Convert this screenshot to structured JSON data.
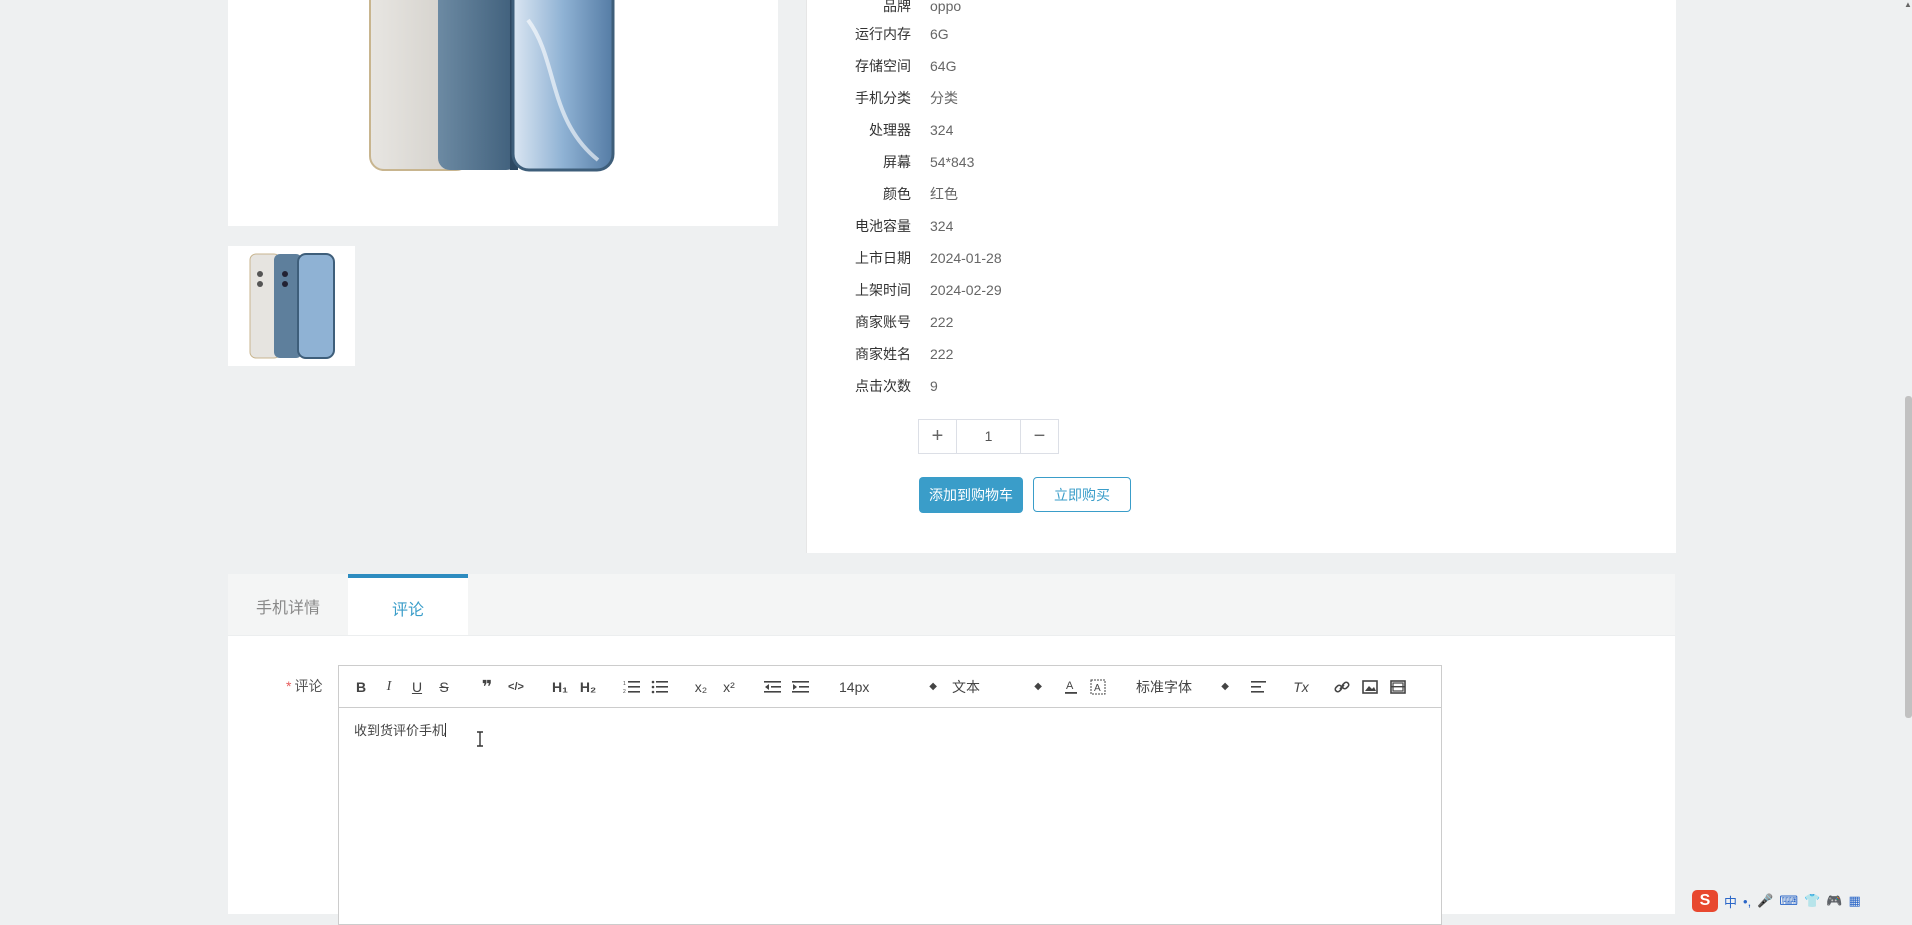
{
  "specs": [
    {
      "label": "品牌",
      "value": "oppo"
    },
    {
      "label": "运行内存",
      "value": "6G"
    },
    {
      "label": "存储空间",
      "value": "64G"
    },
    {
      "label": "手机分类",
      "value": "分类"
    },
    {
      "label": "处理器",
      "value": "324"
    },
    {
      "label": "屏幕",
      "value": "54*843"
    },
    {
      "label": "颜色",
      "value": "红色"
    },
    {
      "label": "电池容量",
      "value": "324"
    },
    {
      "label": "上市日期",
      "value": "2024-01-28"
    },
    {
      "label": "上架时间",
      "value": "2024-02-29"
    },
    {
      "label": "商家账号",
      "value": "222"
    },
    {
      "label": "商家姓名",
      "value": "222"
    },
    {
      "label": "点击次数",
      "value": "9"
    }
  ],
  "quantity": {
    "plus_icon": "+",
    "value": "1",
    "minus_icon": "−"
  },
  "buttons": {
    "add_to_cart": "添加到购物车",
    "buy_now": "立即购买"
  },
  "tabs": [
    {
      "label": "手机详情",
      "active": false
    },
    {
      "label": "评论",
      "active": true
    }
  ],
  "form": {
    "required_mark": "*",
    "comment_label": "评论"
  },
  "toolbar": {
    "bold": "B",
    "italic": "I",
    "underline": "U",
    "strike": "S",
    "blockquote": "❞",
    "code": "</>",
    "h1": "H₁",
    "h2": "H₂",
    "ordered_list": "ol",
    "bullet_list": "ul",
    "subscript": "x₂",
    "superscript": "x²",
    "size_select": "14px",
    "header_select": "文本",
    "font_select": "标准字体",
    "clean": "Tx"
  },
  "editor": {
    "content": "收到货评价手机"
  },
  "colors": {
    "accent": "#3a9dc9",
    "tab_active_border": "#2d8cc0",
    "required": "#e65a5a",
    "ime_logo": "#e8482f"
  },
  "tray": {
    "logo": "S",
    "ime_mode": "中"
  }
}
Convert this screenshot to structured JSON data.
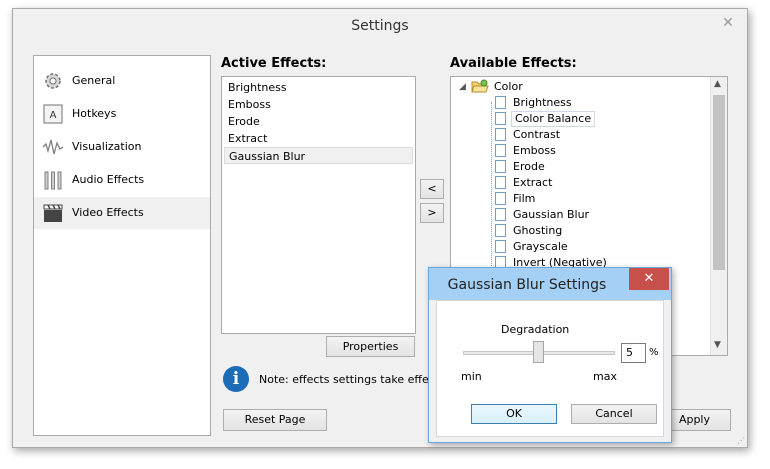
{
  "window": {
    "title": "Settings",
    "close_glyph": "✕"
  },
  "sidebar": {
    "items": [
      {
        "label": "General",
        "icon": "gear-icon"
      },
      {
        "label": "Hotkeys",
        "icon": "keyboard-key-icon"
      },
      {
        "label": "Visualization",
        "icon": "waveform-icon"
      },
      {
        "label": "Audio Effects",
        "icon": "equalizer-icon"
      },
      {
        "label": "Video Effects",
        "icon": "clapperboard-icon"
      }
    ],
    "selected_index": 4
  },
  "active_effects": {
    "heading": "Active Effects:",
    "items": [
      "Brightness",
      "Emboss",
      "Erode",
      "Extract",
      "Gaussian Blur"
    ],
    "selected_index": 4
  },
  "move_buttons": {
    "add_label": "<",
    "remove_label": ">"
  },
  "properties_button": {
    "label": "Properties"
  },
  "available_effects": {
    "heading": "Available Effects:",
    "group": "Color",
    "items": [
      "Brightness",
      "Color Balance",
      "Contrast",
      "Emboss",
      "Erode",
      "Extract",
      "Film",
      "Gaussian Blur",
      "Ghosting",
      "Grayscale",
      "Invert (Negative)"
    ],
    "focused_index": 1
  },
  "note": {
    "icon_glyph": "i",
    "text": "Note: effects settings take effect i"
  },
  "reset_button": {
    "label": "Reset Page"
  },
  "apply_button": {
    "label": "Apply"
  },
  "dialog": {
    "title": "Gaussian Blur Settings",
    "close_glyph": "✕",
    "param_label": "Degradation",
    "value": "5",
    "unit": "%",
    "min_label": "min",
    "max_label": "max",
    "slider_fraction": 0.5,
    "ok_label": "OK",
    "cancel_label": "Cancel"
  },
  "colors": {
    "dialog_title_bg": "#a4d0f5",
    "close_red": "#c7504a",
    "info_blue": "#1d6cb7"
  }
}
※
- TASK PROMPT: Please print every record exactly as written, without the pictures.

- RESPONSE:
Convert this screenshot to structured JSON data.
{
  "specs": [
    {
      "label": "品牌",
      "value": "oppo"
    },
    {
      "label": "运行内存",
      "value": "6G"
    },
    {
      "label": "存储空间",
      "value": "64G"
    },
    {
      "label": "手机分类",
      "value": "分类"
    },
    {
      "label": "处理器",
      "value": "324"
    },
    {
      "label": "屏幕",
      "value": "54*843"
    },
    {
      "label": "颜色",
      "value": "红色"
    },
    {
      "label": "电池容量",
      "value": "324"
    },
    {
      "label": "上市日期",
      "value": "2024-01-28"
    },
    {
      "label": "上架时间",
      "value": "2024-02-29"
    },
    {
      "label": "商家账号",
      "value": "222"
    },
    {
      "label": "商家姓名",
      "value": "222"
    },
    {
      "label": "点击次数",
      "value": "9"
    }
  ],
  "quantity": {
    "plus_icon": "+",
    "value": "1",
    "minus_icon": "−"
  },
  "buttons": {
    "add_to_cart": "添加到购物车",
    "buy_now": "立即购买"
  },
  "tabs": [
    {
      "label": "手机详情",
      "active": false
    },
    {
      "label": "评论",
      "active": true
    }
  ],
  "form": {
    "required_mark": "*",
    "comment_label": "评论"
  },
  "toolbar": {
    "bold": "B",
    "italic": "I",
    "underline": "U",
    "strike": "S",
    "blockquote": "❞",
    "code": "</>",
    "h1": "H₁",
    "h2": "H₂",
    "ordered_list": "ol",
    "bullet_list": "ul",
    "subscript": "x₂",
    "superscript": "x²",
    "size_select": "14px",
    "header_select": "文本",
    "font_select": "标准字体",
    "clean": "Tx"
  },
  "editor": {
    "content": "收到货评价手机"
  },
  "colors": {
    "accent": "#3a9dc9",
    "tab_active_border": "#2d8cc0",
    "required": "#e65a5a",
    "ime_logo": "#e8482f"
  },
  "tray": {
    "logo": "S",
    "ime_mode": "中"
  }
}
Convert this screenshot to structured JSON data.
{
  "window": {
    "title": "Settings",
    "close_glyph": "✕"
  },
  "sidebar": {
    "items": [
      {
        "label": "General",
        "icon": "gear-icon"
      },
      {
        "label": "Hotkeys",
        "icon": "keyboard-key-icon"
      },
      {
        "label": "Visualization",
        "icon": "waveform-icon"
      },
      {
        "label": "Audio Effects",
        "icon": "equalizer-icon"
      },
      {
        "label": "Video Effects",
        "icon": "clapperboard-icon"
      }
    ],
    "selected_index": 4
  },
  "active_effects": {
    "heading": "Active Effects:",
    "items": [
      "Brightness",
      "Emboss",
      "Erode",
      "Extract",
      "Gaussian Blur"
    ],
    "selected_index": 4
  },
  "move_buttons": {
    "add_label": "<",
    "remove_label": ">"
  },
  "properties_button": {
    "label": "Properties"
  },
  "available_effects": {
    "heading": "Available Effects:",
    "group": "Color",
    "items": [
      "Brightness",
      "Color Balance",
      "Contrast",
      "Emboss",
      "Erode",
      "Extract",
      "Film",
      "Gaussian Blur",
      "Ghosting",
      "Grayscale",
      "Invert (Negative)"
    ],
    "focused_index": 1
  },
  "note": {
    "icon_glyph": "i",
    "text": "Note: effects settings take effect i"
  },
  "reset_button": {
    "label": "Reset Page"
  },
  "apply_button": {
    "label": "Apply"
  },
  "dialog": {
    "title": "Gaussian Blur Settings",
    "close_glyph": "✕",
    "param_label": "Degradation",
    "value": "5",
    "unit": "%",
    "min_label": "min",
    "max_label": "max",
    "slider_fraction": 0.5,
    "ok_label": "OK",
    "cancel_label": "Cancel"
  },
  "colors": {
    "dialog_title_bg": "#a4d0f5",
    "close_red": "#c7504a",
    "info_blue": "#1d6cb7"
  }
}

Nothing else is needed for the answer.